We are aware of the need to be responsive in alerting the market to issues and to provide decisions on the accreditation status of refinery production as quickly as possible, and we will continue to work on how we can achieve this.
One area of work in progress is a complete overhaul of the Good Delivery Rules giving more transparency on how exisiting refiners are monitored. The current Rules focus primarily on applications. We will be adding more substantial explanatory material on how we monitor this on an on-going basis to ensure quality and consistency.
The important work on security features and the ability to track dore through to bars will greatly assist our work and provide mitigation against potential fraudulent bars and ownership, plus some of the above risks.
LBMA accreditation has a value in the market and is a kitemark that is relied upon by many participants, and it is pleasing to see a strong pipeline of new applications.
The valued support of the referees in this process is very much appreciated and is assured as impartial due to the nature of the blind testing process.
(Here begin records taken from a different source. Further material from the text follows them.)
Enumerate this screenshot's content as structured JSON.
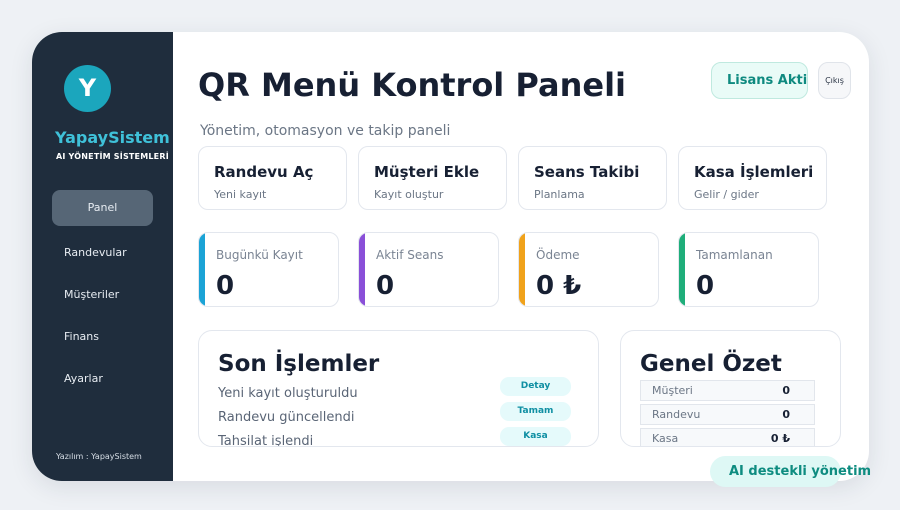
{
  "sidebar": {
    "logo_letter": "Y",
    "brand": "YapaySistem",
    "brand_sub": "AI YÖNETİM SİSTEMLERİ",
    "items": [
      {
        "label": "Panel",
        "active": true
      },
      {
        "label": "Randevular",
        "active": false
      },
      {
        "label": "Müşteriler",
        "active": false
      },
      {
        "label": "Finans",
        "active": false
      },
      {
        "label": "Ayarlar",
        "active": false
      }
    ],
    "footer": "Yazılım : YapaySistem"
  },
  "header": {
    "title": "QR Menü Kontrol Paneli",
    "subtitle": "Yönetim, otomasyon ve takip paneli",
    "license_badge": "Lisans Aktif",
    "logout_label": "Çıkış"
  },
  "quick_actions": [
    {
      "title": "Randevu Aç",
      "subtitle": "Yeni kayıt"
    },
    {
      "title": "Müşteri Ekle",
      "subtitle": "Kayıt oluştur"
    },
    {
      "title": "Seans Takibi",
      "subtitle": "Planlama"
    },
    {
      "title": "Kasa İşlemleri",
      "subtitle": "Gelir / gider"
    }
  ],
  "stats": [
    {
      "label": "Bugünkü Kayıt",
      "value": "0",
      "color": "#1ba3d6"
    },
    {
      "label": "Aktif Seans",
      "value": "0",
      "color": "#8a4fd8"
    },
    {
      "label": "Ödeme",
      "value": "0 ₺",
      "color": "#f0a21b"
    },
    {
      "label": "Tamamlanan",
      "value": "0",
      "color": "#1fae7a"
    }
  ],
  "recent": {
    "title": "Son İşlemler",
    "items": [
      {
        "text": "Yeni kayıt oluşturuldu",
        "tag": "Detay"
      },
      {
        "text": "Randevu güncellendi",
        "tag": "Tamam"
      },
      {
        "text": "Tahsilat işlendi",
        "tag": "Kasa"
      }
    ]
  },
  "summary": {
    "title": "Genel Özet",
    "rows": [
      {
        "label": "Müşteri",
        "value": "0"
      },
      {
        "label": "Randevu",
        "value": "0"
      },
      {
        "label": "Kasa",
        "value": "0 ₺"
      }
    ]
  },
  "ai_badge": "AI destekli yönetim"
}
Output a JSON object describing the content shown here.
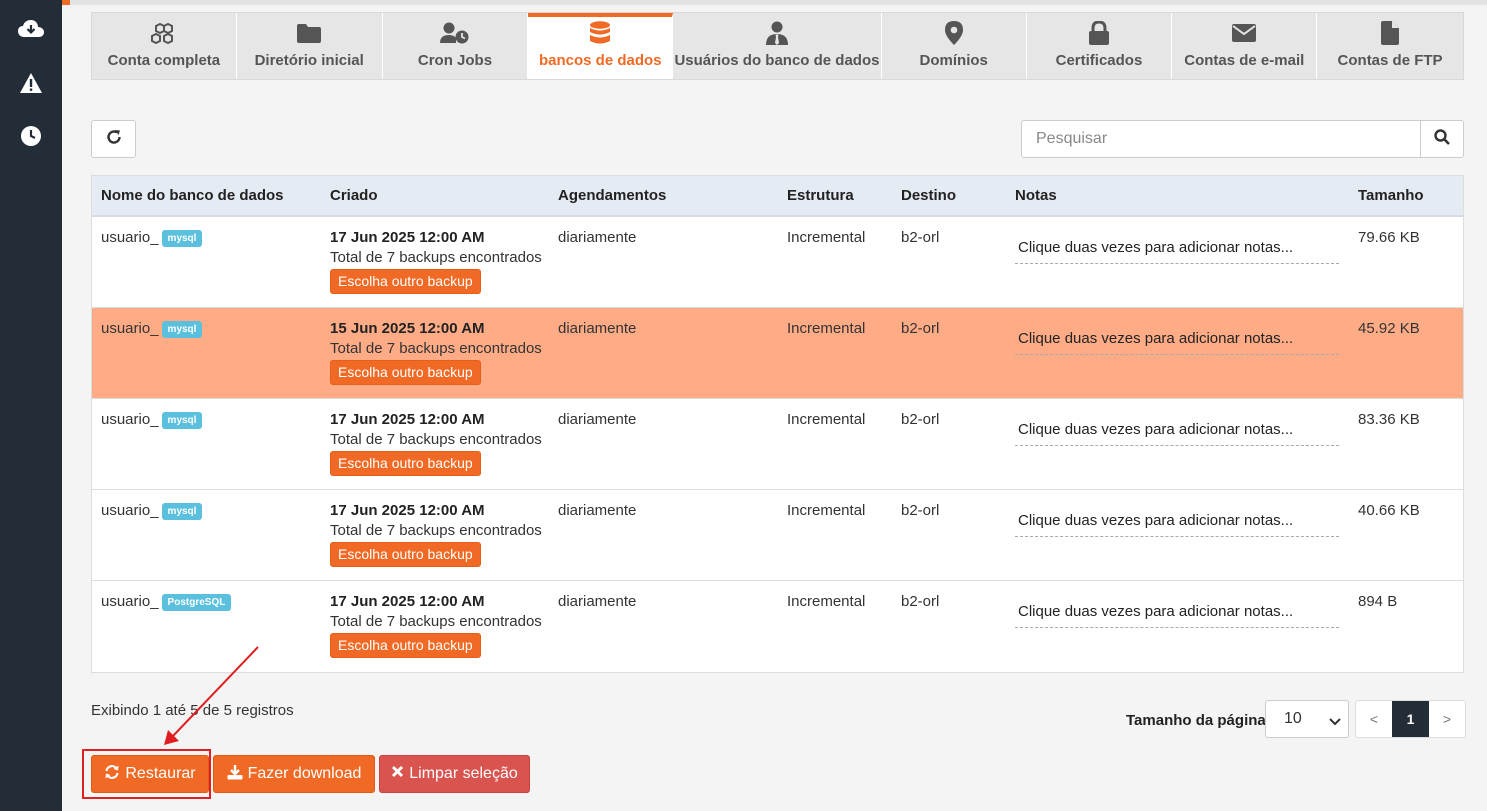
{
  "sidebar": {
    "icons": [
      "cloud-download-icon",
      "warning-icon",
      "clock-icon"
    ]
  },
  "tabs": [
    {
      "label": "Conta completa",
      "icon": "cubes-icon",
      "active": false
    },
    {
      "label": "Diretório inicial",
      "icon": "folder-icon",
      "active": false
    },
    {
      "label": "Cron Jobs",
      "icon": "user-clock-icon",
      "active": false
    },
    {
      "label": "bancos de dados",
      "icon": "database-icon",
      "active": true
    },
    {
      "label": "Usuários do banco de dados",
      "icon": "user-tie-icon",
      "active": false
    },
    {
      "label": "Domínios",
      "icon": "map-marker-icon",
      "active": false
    },
    {
      "label": "Certificados",
      "icon": "lock-icon",
      "active": false
    },
    {
      "label": "Contas de e-mail",
      "icon": "envelope-icon",
      "active": false
    },
    {
      "label": "Contas de FTP",
      "icon": "file-icon",
      "active": false
    }
  ],
  "search": {
    "placeholder": "Pesquisar",
    "value": ""
  },
  "table": {
    "headers": [
      "Nome do banco de dados",
      "Criado",
      "Agendamentos",
      "Estrutura",
      "Destino",
      "Notas",
      "Tamanho"
    ],
    "rows": [
      {
        "name": "usuario_",
        "type": "mysql",
        "date": "17 Jun 2025 12:00 AM",
        "total": "Total de 7 backups encontrados",
        "pick": "Escolha outro backup",
        "schedule": "diariamente",
        "structure": "Incremental",
        "destination": "b2-orl",
        "notes": "Clique duas vezes para adicionar notas...",
        "size": "79.66 KB",
        "selected": false
      },
      {
        "name": "usuario_",
        "type": "mysql",
        "date": "15 Jun 2025 12:00 AM",
        "total": "Total de 7 backups encontrados",
        "pick": "Escolha outro backup",
        "schedule": "diariamente",
        "structure": "Incremental",
        "destination": "b2-orl",
        "notes": "Clique duas vezes para adicionar notas...",
        "size": "45.92 KB",
        "selected": true
      },
      {
        "name": "usuario_",
        "type": "mysql",
        "date": "17 Jun 2025 12:00 AM",
        "total": "Total de 7 backups encontrados",
        "pick": "Escolha outro backup",
        "schedule": "diariamente",
        "structure": "Incremental",
        "destination": "b2-orl",
        "notes": "Clique duas vezes para adicionar notas...",
        "size": "83.36 KB",
        "selected": false
      },
      {
        "name": "usuario_",
        "type": "mysql",
        "date": "17 Jun 2025 12:00 AM",
        "total": "Total de 7 backups encontrados",
        "pick": "Escolha outro backup",
        "schedule": "diariamente",
        "structure": "Incremental",
        "destination": "b2-orl",
        "notes": "Clique duas vezes para adicionar notas...",
        "size": "40.66 KB",
        "selected": false
      },
      {
        "name": "usuario_",
        "type": "PostgreSQL",
        "date": "17 Jun 2025 12:00 AM",
        "total": "Total de 7 backups encontrados",
        "pick": "Escolha outro backup",
        "schedule": "diariamente",
        "structure": "Incremental",
        "destination": "b2-orl",
        "notes": "Clique duas vezes para adicionar notas...",
        "size": "894 B",
        "selected": false
      }
    ]
  },
  "footer": {
    "info": "Exibindo 1 até 5 de 5 registros",
    "page_size_label": "Tamanho da página",
    "page_size_value": "10",
    "pager": {
      "prev": "<",
      "current": "1",
      "next": ">"
    }
  },
  "actions": {
    "restore": "Restaurar",
    "download": "Fazer download",
    "clear": "Limpar seleção"
  },
  "colors": {
    "accent": "#f06a25",
    "selected_row": "#ffab86",
    "danger": "#d9534f",
    "sidebar": "#222d38",
    "badge": "#5bc0de",
    "annotation": "#e02020"
  }
}
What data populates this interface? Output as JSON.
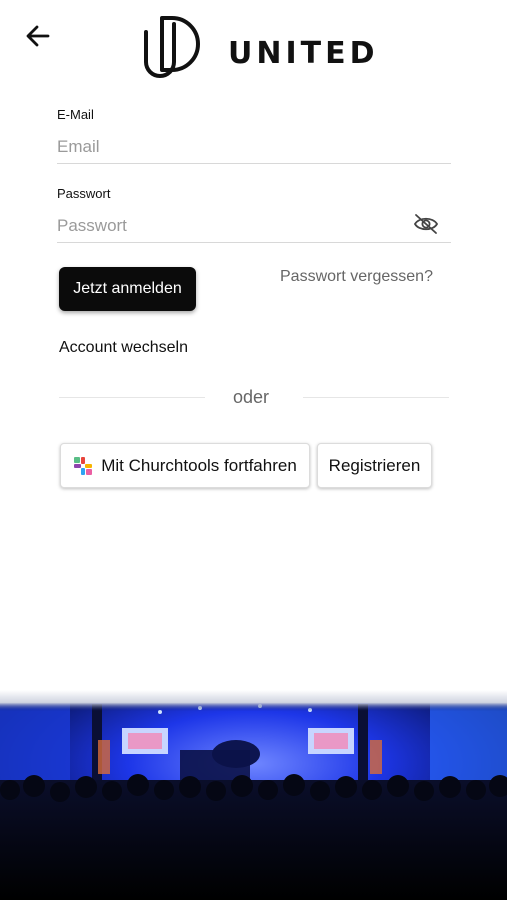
{
  "header": {
    "back_icon": "arrow-left-icon",
    "logo_text": "UNITED"
  },
  "login": {
    "email_label": "E-Mail",
    "email_placeholder": "Email",
    "email_value": "",
    "password_label": "Passwort",
    "password_placeholder": "Passwort",
    "password_value": "",
    "visibility_icon": "eye-off-icon",
    "submit_label": "Jetzt anmelden",
    "forgot_label": "Passwort vergessen?",
    "switch_account_label": "Account wechseln"
  },
  "divider": {
    "text": "oder"
  },
  "alternatives": {
    "churchtools_label": "Mit Churchtools fortfahren",
    "churchtools_icon": "churchtools-icon",
    "register_label": "Registrieren"
  },
  "colors": {
    "primary": "#0b0b0b",
    "muted_text": "#666666",
    "stage_blue": "#1f3cff"
  }
}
Speaking for the committee members, who incidentally give their time and commitment over and above their day jobs, the reason that we do this is that we are all passionate about the market and care about maintaining the credibility of the bullion market. A quick survey of the committee members (non-LBMA employed) determined that, between us, we have a combined 228 years of experience in the precious metals markets. This wealth of experience, across multiple backgrounds, allows us to have a powerful level of insight into most features of the bullion market. It is also important to stress that this committee does not act on behalf of individual interests and will always have the wider benefit of the market in mind. The work done on Responsible Gold Sourcing and alignment to OECD principles has been particularly beneficial.
The reputation and credibility of the bullion physical market is critical for all of our businesses and will remain key to the workings of this committee